  4. Billca says:

    Kathy raises an excellent point about the inherent “laziness” of human beings. Required training often does lead to the “I did what was required so now I’m legal and good to go” mentality.

    One thing that might push applicants into obtaining quality training is the use of a basic written test. Think of your state’s DMV test, only oriented to firearms. Basic questions of safety, prohibited places and proper/improper conduct. A few of the questions should present the applicant with situation where most answers seem “reasonable” but really aren’t.
    (E.g. The angry guy on his porch holding a Bowie knife claiming he’s going to cut your throat for taking his wife’s parking space on the street. Can you shoot him…
    1. If he leaves his porch and approaches?
    2. Only if he steps off his property?
    3. Once he’s brought the knife within 30 feet of you?
    4. Only if he has the means and opportunity to harm you and you have no avenue of escape?)

    Several questions that raise doubt about knowing what is right or wrong should get many people to seek better training. It works for me every time I get a wrong answer on my driving test.

  5. larryarnold says:

    Kathy makes an excellent point.

    OTOH the other reason for not having state-mandated training is that it can be abused. Think back to the Jim Crow literacy tests that used to be required for voting. Somehow when a black person wanted to take one, they were always out of the forms, or that was done in another office, or the applicant got the answers wrong, or…

  6. non cornered Dog owner says:

    I agree with larryarnold, when the government sets the standards at that point they can abuse or take away that which they have granted. I am part Native American and I have a Tee Shirt that says “Sure you can trust the Government, just ask any Native American”

    I agree everyone should be trained, my father and grandfathers and several uncles started training me with cap guns, then BB guns and finely a 22 single shot “boys rifle” when I was growing up in the 1960s. I know many can’t get this training today. Anyone can read and practice from books from good writers or take a good course on their own. My best friend doesn’t often carry, but he has a CWP to cut out the Brady Check, he is retired Law Enforcement, he let his certification lapse and it was easier to get the CWP. The needs vary but the Government would do a one size fits all. I go out and do drills on my range, I set up some targets to shoot others don’t shoot and some complicated ones like shoot the one behind the don’t shoot target.

    The SC course to me is more geared to the Brady Check, with the advice get more training. In the class I was in most barely knew which end to point. I hope they did more study or training, the only part I needed was on state law.

  7. prcek.veliky says:

    I agree with your post Kathy, any government’s requirement will be earlier or later exploited or extended.
    But to some extent it can help filter out problematic people.
    In CZ we have to pass short written exam of theory (mostly law-related stuff and first aid) and practical exam (safe handling and shooting). All questions are known before (it is set valid about one year) and exam consists from ~40 of ~450 those questions. Shooting is not problem at all (hit 15 inch in diameter circle target from 16 yards 4 times out of 5 attempts).
    Regardless this there were some people who weren’t pass not by a hair’s breadth but by miles. I was really surprised when I attended this exam.
    There are also other requirements – really criminal past will disable you for ccw almost for lifetime.
    But I don’t know anybody who doesn’t understand it isn’t enough to carry every day.

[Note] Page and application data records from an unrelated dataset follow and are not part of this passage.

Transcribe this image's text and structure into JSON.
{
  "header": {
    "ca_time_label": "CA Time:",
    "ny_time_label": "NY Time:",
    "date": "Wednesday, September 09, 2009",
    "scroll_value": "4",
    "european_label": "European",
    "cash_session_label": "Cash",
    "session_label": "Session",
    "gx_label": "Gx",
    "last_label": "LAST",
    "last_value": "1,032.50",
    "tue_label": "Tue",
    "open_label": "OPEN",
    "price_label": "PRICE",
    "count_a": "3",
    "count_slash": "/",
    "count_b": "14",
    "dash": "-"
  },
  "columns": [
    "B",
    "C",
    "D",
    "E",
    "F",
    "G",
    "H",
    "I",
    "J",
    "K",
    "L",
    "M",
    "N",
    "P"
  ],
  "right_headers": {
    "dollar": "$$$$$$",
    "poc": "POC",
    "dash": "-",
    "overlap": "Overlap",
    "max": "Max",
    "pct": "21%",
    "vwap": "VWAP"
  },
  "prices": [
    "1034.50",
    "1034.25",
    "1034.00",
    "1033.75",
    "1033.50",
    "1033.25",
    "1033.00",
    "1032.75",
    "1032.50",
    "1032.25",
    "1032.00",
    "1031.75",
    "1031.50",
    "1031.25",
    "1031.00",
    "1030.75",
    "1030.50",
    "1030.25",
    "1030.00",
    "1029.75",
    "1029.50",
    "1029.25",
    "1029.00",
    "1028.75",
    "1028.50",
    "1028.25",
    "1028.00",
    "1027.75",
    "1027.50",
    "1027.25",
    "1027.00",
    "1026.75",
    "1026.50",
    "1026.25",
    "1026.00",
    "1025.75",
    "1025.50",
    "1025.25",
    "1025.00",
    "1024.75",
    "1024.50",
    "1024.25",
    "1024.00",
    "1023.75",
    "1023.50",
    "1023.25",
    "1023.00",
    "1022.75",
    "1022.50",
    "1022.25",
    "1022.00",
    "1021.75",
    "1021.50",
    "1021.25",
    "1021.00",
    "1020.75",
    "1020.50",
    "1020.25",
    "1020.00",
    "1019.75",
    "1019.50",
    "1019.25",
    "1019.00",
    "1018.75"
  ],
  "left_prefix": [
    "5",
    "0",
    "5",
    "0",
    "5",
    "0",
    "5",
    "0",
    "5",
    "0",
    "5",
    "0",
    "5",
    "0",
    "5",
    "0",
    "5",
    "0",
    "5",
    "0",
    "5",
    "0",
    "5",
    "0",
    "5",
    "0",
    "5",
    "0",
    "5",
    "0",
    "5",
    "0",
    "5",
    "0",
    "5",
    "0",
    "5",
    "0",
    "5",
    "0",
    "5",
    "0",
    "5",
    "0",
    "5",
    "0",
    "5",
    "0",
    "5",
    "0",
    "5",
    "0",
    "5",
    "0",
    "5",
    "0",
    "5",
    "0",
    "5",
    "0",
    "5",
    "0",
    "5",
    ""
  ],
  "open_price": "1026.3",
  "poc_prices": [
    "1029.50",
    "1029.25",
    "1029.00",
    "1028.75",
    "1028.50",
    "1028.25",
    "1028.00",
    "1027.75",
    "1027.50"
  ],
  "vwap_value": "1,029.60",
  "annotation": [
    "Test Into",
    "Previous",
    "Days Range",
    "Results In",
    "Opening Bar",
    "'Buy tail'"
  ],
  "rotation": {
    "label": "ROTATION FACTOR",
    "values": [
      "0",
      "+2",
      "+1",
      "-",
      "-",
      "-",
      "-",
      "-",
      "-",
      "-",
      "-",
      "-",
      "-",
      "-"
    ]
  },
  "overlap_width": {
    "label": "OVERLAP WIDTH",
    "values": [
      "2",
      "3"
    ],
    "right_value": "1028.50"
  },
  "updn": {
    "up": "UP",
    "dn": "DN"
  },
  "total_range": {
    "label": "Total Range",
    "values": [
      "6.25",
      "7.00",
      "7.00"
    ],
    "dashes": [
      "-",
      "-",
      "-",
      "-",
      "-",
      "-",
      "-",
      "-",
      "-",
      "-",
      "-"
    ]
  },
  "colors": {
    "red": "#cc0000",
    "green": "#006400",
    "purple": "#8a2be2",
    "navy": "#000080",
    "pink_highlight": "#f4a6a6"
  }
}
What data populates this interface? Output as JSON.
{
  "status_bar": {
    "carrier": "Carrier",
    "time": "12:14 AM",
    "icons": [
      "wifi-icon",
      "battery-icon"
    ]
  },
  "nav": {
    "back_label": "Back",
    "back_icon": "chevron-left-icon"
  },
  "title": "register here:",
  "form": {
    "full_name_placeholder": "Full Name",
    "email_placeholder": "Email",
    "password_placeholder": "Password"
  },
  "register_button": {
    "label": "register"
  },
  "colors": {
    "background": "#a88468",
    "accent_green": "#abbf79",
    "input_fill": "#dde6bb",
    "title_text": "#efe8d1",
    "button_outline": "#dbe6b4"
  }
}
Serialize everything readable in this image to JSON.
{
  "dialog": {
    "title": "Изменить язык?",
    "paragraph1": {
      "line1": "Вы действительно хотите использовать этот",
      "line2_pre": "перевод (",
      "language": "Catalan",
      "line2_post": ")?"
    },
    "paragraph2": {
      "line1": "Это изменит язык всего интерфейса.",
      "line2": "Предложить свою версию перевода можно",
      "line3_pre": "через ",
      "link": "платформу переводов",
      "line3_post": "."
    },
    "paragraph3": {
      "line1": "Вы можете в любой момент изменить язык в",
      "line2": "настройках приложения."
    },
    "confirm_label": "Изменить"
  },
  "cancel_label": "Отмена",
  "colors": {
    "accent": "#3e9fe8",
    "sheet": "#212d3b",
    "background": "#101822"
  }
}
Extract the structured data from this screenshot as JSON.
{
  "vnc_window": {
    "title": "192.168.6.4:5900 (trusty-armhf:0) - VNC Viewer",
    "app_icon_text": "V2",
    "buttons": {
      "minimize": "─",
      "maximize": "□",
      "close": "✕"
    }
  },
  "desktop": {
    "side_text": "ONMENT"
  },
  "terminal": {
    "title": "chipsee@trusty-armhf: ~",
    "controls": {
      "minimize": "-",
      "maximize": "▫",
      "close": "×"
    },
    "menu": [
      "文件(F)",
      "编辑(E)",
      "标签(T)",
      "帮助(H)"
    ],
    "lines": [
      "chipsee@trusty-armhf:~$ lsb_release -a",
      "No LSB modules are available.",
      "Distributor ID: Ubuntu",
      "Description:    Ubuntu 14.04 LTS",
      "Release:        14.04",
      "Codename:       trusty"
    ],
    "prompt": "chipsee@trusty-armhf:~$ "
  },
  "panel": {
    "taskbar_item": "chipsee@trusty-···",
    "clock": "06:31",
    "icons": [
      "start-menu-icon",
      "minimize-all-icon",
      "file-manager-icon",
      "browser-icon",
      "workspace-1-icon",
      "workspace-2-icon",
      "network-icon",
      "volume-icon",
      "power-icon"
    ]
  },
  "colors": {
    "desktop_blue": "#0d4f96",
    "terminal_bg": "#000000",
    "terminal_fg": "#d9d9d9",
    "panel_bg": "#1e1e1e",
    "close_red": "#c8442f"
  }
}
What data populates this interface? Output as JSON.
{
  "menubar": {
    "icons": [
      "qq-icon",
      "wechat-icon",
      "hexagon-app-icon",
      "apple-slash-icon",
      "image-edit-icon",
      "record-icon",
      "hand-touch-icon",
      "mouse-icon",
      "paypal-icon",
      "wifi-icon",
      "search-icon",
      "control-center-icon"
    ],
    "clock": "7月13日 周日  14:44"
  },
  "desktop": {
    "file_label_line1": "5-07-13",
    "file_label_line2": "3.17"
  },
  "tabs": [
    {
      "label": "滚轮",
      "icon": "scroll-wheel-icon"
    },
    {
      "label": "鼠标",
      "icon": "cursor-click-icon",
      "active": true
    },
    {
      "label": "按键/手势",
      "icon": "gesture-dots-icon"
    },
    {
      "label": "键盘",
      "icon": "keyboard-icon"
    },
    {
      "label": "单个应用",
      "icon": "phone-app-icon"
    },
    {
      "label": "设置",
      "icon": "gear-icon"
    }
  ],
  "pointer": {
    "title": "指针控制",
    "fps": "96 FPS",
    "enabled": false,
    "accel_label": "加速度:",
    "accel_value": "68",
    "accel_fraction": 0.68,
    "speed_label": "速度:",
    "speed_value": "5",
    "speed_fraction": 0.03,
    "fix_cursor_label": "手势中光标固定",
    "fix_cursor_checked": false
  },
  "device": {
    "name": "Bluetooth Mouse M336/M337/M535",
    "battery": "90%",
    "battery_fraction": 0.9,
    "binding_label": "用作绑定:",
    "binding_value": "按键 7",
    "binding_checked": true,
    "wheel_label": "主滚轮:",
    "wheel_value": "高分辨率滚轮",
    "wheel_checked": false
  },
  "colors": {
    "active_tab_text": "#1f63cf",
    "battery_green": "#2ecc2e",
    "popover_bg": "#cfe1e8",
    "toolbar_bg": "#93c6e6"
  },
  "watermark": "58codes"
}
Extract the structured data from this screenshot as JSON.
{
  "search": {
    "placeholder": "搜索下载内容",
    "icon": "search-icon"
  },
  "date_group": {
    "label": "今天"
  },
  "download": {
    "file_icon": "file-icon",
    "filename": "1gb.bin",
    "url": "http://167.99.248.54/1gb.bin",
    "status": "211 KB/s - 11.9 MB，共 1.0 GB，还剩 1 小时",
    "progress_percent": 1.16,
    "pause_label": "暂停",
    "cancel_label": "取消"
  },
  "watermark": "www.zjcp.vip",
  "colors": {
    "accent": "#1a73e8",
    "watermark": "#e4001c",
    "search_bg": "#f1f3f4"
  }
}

  8. larryarnold says:

    I know many can’t get this training today.

    True, training for young people isn’t as handy as it once was. So every chance we get we need to support what is available. NRA, 4-H Shooting Sports, state Hunter Education classes, and Appleseed. Those programs deserve donations and volunteer help. And you can offer to take your young relatives to Hunter Education and Appleseed.

    Every grampaw we’ve had in our classes came away learning something himself.

    A lot of states also have special youth hunt programs, which only require a little money and a weekend of our time.

Post a Comment